European Commission to strengthen code of conduct against disinformation

Vera Jourová, the European Commission’s vice-president in charge of values and transparency, has presented ideas to strengthen the Code of Practice on disinformation, which is part of the new Digital Services Act (DSA). The DSA and the Digital Markets Act (DMA) are sets of rules to regulate online content and commerce. They specify obligations of digital companies.

In an age where we get our information from online and social media, fact checking was necessary, Jourová stressed. The signatories of the existing Code of Practice are asked to take stronger commitments and respect their engagements. The pact currently has four signatories: Facebook, Twitter, Google and Microsoft. However, none of the companies had fulfilled their best-efforts obligation, although they have reported through an annual self-assessment which shows their actions, but also faults, said the Commission.

Illegal content such as child pornography or incitement to terrorism differs form harmful content, which is disinformation through social media posts, manipulation such as deep-fakes, or hate speech. The goal of the DSA/DMA is not to hinder free speech, but to ensure that the correct information is provided. Consequences of disinformation can influence election outcomes and even put lives in danger by spreading false information on vaccines. The amount of disinformation has exploded recently during the Covd-19 pandemic.

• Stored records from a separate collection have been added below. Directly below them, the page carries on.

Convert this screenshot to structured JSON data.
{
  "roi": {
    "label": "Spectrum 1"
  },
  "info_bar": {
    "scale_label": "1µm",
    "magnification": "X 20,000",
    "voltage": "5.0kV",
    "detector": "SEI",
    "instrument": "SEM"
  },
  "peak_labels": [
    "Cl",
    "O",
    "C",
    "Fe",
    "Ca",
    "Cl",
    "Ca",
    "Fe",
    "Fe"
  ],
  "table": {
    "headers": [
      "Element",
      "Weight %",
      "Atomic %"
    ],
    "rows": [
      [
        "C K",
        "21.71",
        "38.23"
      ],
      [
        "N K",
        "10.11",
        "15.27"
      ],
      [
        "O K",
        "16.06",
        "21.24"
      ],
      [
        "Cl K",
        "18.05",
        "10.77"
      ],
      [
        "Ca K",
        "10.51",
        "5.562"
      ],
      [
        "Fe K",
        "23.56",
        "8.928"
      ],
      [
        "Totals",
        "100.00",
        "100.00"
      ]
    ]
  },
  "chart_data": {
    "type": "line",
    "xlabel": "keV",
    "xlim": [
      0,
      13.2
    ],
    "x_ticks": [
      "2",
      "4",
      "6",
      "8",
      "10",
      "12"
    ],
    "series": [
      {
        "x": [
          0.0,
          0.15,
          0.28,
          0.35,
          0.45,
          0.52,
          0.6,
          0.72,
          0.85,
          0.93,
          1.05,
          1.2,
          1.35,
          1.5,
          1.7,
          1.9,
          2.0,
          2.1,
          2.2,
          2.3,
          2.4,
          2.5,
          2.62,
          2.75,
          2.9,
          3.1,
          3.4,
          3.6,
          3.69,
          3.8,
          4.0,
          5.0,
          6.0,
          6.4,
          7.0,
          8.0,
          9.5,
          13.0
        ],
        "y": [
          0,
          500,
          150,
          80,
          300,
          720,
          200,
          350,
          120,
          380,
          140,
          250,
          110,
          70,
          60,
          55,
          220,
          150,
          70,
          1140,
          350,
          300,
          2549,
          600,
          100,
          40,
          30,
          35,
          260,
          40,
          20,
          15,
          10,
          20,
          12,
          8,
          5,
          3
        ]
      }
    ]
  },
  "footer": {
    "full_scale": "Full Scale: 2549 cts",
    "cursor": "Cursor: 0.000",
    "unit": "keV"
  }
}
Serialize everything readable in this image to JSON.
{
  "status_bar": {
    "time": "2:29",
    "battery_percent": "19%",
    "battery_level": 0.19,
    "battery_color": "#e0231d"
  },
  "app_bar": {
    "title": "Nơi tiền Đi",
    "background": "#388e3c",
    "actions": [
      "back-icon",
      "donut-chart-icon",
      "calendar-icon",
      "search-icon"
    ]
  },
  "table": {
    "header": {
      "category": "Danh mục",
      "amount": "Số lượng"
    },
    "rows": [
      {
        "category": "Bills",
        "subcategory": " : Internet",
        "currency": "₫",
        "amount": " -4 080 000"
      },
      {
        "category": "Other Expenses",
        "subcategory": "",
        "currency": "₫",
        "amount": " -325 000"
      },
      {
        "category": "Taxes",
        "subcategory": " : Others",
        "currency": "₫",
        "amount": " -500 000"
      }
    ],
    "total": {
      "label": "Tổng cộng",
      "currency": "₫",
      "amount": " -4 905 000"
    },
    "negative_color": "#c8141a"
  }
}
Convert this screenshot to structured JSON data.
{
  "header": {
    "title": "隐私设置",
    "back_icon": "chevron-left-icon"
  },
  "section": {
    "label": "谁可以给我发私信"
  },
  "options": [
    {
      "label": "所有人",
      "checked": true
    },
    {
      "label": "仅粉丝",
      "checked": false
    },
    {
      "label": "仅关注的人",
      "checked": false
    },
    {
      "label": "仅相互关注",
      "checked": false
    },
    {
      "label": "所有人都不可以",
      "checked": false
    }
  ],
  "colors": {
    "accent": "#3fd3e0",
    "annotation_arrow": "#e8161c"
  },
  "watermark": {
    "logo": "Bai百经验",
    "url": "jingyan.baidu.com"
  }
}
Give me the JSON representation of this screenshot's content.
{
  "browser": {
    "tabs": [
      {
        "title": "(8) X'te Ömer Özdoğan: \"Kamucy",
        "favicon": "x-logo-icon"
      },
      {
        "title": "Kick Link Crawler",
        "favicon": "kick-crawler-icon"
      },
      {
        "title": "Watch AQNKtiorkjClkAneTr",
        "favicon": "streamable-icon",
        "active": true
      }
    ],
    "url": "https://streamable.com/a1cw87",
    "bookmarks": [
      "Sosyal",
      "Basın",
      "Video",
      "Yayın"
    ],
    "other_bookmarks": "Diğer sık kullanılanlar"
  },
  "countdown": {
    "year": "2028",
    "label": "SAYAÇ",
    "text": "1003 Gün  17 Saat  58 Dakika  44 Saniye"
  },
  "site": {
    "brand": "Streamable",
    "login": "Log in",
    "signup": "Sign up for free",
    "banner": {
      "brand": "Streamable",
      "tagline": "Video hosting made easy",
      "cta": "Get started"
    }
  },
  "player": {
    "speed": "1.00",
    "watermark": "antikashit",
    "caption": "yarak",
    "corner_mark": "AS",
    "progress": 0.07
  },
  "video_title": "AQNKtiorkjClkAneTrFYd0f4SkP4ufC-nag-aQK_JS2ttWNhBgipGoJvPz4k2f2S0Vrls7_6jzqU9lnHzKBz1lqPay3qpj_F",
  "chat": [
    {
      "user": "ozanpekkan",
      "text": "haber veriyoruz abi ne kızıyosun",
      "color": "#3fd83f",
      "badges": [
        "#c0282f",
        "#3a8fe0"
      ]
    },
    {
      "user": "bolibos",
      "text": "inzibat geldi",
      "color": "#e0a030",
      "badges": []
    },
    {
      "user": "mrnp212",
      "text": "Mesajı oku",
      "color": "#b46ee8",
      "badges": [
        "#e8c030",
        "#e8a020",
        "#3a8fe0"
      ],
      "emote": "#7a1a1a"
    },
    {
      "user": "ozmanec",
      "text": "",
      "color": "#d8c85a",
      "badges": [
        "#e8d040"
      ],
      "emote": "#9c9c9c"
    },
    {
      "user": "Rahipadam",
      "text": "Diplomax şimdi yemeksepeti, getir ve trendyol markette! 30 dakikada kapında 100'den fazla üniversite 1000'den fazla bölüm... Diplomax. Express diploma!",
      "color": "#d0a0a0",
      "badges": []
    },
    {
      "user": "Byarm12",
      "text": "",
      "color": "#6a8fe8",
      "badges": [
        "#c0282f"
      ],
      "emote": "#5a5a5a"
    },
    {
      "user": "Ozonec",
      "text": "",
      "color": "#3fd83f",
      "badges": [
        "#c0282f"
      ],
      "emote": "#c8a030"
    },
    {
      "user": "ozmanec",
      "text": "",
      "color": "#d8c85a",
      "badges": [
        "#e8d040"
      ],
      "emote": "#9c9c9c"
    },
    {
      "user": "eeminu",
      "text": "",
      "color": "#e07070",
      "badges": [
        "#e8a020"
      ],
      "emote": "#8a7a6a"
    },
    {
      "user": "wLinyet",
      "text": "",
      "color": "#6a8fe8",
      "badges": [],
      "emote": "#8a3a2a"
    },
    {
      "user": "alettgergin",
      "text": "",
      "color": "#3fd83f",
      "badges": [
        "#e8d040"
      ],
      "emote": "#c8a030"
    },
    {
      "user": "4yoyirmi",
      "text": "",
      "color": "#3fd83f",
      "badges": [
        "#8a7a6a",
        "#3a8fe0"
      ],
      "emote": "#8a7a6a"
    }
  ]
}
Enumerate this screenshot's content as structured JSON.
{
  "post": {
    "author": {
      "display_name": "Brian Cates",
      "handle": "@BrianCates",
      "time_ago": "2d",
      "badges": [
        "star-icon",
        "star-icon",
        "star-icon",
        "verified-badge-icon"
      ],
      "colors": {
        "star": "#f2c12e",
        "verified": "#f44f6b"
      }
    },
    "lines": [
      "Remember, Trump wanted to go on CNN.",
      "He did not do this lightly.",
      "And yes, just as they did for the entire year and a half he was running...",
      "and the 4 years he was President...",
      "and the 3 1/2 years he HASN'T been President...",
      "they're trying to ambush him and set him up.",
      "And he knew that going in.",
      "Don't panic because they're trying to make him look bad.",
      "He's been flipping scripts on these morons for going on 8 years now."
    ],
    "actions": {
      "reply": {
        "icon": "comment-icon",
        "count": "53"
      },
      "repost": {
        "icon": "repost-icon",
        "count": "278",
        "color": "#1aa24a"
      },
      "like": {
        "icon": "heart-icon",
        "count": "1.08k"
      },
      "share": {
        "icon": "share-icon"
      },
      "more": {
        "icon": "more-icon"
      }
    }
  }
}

Screenshot 2021 05 26 at 21.20.36In order to address the spread of disinformation, online platforms and leading social networks (TikTok, Mozilla, Facebook, Google, Twitter and Microsoft) have agreed on a Code of Practice. It consists of multiple online platforms who have agreed voluntarily to self-regulatory standards in the fight against disinformation.

The code of conduct has for objective to set out « a wide range of commitments, from transparency in political advertising to the closure of fake accounts and demonetization of purveyors of disinformation » (Commission communication of April 2018). European Commissioner Thierry Breton deplored a lack of commitment by the signatories, saying that  only one platform had more or less followed its obligations.

Although this code enforces a system of reporting and monitoring platforms, thereby providing for insurance of transparency and accountability of their policies on disinformation, Jourová and Breton stressed the importance of reinforcing the rules, especially with the emergence of smaller platforms. Responsibility was not only reserved for the social media giants but had to be shared by all platforms. More and more smaller providers were emerging and contributing to the spread of disinformation. As such, it was imperative to extend this code not only to major platforms but also smaller operators.

In fact, the latest annual assessment of the Code published in September 2020 shows that the signatories have effectively participated in the reporting and monitoring program in the fight against disinformation which resulted in concrete actions and policy changes.

The Commission said it would continue to monitor the respect of the Code of Practice on Disinformation, hoping for a more effective system to protect the rights of the users and access to information. The new guidance aims to strengthen the Code of Practice on Disinformation whishes to address «gaps and shortcomings and create a more transparent, safe and trustworthy online environment (…) by laying out the cornerstones for a robust monitoring framework of the Code’s implementation. »

Thierry Breton said it was important for platforms to screen for harmful content and for users to recognize disinformation.  The first draft of the updated Code of Practice is to be presented by the Commission in the autumn of 2021 and to be operational by early 2022.

Authors: Hélorie Duval/Jamaï Cazelles